━━━━━ The input ━━━━━

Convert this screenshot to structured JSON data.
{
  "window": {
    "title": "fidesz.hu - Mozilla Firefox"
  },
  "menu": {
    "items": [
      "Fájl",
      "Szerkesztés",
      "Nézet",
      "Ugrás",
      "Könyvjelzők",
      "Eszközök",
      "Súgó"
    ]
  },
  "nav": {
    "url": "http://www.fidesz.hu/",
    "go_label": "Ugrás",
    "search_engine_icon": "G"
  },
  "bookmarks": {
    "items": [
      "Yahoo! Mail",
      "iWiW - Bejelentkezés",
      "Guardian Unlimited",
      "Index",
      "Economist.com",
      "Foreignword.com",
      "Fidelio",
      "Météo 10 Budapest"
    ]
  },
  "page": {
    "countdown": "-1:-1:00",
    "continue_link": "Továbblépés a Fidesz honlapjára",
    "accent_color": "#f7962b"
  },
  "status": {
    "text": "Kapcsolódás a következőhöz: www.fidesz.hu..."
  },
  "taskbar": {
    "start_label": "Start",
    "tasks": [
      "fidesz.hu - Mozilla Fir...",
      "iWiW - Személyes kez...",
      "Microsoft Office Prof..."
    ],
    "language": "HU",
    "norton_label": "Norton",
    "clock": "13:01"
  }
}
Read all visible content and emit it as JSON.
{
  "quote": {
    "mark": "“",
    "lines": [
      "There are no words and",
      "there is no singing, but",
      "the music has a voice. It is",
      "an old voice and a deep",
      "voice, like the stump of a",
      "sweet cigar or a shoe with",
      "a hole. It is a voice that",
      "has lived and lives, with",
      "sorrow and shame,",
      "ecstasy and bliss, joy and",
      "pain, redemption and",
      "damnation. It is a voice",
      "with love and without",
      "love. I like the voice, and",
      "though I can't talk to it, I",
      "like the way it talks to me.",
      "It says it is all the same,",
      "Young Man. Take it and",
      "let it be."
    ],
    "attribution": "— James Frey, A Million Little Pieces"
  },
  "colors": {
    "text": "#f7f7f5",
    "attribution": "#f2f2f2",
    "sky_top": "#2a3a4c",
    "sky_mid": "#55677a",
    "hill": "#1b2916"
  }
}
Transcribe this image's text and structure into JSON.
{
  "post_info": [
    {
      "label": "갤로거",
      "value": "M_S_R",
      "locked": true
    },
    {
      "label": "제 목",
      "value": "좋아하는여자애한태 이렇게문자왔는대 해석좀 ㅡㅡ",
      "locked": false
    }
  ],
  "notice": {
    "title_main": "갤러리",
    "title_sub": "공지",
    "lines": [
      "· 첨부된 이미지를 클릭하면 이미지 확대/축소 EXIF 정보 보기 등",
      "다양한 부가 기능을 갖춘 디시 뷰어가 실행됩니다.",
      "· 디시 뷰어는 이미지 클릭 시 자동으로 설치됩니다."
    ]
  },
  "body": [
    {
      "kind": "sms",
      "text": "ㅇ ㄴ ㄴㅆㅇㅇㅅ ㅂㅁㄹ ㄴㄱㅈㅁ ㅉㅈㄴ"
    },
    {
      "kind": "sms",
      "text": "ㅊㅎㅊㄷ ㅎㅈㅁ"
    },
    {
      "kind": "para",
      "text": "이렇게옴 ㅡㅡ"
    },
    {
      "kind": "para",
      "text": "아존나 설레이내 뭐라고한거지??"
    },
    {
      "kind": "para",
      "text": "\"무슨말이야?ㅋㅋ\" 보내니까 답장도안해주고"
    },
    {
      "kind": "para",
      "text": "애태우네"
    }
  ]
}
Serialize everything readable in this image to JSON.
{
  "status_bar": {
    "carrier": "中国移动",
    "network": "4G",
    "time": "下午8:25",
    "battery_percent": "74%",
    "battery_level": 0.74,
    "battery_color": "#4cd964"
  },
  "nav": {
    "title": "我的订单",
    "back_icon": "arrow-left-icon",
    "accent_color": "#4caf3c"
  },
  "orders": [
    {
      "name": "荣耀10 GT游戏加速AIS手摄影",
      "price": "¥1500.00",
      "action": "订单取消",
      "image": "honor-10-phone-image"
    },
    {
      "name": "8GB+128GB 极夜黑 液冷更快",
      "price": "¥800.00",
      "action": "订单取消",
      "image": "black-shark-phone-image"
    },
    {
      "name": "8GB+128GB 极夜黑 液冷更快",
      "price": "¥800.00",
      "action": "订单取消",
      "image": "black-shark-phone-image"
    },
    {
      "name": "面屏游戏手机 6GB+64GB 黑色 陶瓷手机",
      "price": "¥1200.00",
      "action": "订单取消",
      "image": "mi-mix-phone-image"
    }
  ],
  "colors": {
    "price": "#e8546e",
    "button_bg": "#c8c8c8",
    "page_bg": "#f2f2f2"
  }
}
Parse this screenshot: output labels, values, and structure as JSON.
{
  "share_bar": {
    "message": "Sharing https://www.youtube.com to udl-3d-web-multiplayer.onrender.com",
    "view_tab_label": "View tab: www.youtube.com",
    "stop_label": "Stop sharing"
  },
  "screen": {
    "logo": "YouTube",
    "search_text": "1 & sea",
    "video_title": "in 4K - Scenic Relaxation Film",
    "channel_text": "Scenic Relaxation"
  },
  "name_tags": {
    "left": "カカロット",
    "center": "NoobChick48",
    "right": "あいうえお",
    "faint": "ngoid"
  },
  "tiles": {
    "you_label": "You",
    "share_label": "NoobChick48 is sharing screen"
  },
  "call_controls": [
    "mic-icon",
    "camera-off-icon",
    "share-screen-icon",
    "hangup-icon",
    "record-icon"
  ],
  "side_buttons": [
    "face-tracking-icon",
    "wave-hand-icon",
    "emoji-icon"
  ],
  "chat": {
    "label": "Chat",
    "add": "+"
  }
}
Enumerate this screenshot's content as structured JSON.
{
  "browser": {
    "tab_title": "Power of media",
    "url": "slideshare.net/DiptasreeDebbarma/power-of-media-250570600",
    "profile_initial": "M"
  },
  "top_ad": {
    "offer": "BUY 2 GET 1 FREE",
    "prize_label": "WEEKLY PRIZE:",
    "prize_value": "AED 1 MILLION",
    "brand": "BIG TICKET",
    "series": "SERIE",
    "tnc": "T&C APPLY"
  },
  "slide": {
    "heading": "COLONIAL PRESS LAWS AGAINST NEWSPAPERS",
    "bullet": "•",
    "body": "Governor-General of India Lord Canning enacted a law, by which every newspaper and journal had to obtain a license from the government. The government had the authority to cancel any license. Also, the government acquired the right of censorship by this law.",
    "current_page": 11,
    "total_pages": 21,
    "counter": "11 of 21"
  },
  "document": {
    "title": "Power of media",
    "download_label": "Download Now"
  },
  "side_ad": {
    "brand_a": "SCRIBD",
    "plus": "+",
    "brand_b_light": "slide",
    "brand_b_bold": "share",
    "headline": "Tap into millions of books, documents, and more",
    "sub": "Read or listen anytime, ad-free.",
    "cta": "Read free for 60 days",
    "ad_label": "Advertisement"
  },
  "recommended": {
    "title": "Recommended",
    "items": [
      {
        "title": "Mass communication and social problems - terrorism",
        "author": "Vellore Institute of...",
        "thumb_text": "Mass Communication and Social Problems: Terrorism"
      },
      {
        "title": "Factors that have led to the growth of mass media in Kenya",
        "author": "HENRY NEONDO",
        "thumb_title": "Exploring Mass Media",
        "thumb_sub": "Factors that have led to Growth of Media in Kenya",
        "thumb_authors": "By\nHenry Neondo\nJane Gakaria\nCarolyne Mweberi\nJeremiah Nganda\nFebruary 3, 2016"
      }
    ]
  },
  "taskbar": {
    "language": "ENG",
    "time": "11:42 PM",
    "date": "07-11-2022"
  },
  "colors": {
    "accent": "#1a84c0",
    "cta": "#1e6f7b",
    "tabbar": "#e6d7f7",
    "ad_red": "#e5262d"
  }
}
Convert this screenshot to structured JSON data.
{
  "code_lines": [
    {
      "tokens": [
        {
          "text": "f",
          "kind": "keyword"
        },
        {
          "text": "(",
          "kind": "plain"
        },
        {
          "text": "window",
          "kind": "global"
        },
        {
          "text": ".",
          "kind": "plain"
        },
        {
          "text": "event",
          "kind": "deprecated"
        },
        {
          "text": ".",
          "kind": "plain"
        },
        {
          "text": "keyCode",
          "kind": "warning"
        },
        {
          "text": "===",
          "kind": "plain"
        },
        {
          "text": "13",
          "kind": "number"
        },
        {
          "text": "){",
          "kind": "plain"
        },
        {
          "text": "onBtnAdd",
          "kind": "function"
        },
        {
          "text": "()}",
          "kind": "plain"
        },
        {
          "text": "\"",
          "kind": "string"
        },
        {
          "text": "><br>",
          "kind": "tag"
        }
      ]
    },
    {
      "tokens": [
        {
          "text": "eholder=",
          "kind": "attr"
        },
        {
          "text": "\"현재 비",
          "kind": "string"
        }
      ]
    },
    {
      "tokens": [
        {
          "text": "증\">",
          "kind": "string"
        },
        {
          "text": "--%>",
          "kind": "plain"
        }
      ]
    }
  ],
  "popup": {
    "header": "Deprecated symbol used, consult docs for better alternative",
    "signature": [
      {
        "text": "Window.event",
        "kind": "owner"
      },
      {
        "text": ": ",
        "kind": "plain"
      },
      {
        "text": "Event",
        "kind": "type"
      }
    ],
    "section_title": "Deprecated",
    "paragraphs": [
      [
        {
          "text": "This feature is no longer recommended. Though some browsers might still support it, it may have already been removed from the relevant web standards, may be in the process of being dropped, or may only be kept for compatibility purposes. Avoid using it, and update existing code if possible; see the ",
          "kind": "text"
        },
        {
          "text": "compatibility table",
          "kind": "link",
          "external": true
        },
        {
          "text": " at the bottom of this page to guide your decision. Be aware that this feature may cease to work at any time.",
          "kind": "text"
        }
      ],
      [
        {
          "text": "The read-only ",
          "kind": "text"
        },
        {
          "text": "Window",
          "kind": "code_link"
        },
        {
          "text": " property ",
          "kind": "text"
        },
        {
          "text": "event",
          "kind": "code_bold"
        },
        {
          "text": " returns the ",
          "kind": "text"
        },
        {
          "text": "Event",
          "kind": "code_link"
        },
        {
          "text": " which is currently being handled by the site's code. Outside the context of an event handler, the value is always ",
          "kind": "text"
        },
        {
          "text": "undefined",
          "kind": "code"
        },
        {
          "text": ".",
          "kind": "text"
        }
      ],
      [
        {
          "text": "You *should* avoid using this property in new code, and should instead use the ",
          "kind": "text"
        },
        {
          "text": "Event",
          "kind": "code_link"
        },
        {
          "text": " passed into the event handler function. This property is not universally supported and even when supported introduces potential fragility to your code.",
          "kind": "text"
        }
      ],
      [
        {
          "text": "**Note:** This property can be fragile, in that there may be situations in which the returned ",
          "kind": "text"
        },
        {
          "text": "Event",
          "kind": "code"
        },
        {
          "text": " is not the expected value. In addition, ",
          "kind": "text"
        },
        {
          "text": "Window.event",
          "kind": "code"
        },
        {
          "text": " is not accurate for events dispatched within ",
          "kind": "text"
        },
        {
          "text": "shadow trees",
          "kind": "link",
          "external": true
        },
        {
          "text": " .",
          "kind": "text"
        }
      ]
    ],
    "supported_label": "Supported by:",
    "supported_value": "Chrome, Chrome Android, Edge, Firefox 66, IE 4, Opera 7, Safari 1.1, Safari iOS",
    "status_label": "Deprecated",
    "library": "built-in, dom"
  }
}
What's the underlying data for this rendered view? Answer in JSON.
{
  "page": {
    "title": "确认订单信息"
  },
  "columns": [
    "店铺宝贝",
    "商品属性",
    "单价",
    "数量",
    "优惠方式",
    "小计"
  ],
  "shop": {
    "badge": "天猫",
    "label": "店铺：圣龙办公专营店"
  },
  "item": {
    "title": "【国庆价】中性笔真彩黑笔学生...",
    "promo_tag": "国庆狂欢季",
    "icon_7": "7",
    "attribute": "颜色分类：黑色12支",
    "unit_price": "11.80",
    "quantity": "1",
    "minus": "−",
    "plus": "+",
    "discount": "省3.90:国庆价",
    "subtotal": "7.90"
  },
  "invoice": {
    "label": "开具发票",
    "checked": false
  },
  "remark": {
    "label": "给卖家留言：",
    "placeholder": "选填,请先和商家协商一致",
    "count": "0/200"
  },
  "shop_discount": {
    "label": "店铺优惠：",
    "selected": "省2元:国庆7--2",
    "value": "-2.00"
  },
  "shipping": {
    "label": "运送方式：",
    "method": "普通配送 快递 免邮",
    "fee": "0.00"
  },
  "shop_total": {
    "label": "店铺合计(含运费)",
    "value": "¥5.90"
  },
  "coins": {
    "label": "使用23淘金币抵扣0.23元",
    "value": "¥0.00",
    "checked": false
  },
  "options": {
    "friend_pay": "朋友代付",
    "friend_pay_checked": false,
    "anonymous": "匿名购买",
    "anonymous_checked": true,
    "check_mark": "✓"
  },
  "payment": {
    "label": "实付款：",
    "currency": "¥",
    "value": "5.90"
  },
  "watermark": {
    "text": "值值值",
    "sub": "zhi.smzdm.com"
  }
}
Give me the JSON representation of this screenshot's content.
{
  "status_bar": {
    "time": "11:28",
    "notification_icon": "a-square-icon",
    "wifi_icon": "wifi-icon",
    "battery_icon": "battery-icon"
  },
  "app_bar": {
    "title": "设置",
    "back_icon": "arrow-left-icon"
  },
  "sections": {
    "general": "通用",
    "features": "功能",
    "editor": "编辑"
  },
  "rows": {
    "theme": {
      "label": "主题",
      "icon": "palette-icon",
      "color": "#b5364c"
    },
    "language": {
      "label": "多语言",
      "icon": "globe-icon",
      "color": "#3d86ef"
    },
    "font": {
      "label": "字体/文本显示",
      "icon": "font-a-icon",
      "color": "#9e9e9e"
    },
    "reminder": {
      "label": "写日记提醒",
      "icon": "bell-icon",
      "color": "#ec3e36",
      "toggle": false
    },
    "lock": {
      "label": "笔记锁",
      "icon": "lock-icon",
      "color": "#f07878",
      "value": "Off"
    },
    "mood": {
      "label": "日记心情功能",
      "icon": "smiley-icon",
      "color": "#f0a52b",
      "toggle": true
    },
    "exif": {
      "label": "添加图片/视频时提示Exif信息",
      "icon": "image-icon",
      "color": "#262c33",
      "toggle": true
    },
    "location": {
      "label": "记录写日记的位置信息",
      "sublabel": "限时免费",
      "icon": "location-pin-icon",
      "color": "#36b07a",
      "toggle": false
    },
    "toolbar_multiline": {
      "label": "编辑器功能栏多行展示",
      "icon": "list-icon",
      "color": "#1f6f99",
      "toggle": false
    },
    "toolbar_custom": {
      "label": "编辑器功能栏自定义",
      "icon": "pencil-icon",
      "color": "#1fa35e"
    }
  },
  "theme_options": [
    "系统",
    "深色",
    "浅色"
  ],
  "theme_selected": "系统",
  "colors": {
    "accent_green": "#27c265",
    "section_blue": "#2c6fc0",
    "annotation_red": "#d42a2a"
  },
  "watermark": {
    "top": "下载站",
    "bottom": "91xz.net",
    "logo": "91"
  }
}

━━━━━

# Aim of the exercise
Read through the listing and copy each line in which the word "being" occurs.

# Answer box
          "text": "This feature is no longer recommended. Though some browsers might still support it, it may have already been removed from the relevant web standards, may be in the process of being dropped, or may only be kept for compatibility purposes. Avoid using it, and update existing code if possible; see the ",
          "text": " which is currently being handled by the site's code. Outside the context of an event handler, the value is always ",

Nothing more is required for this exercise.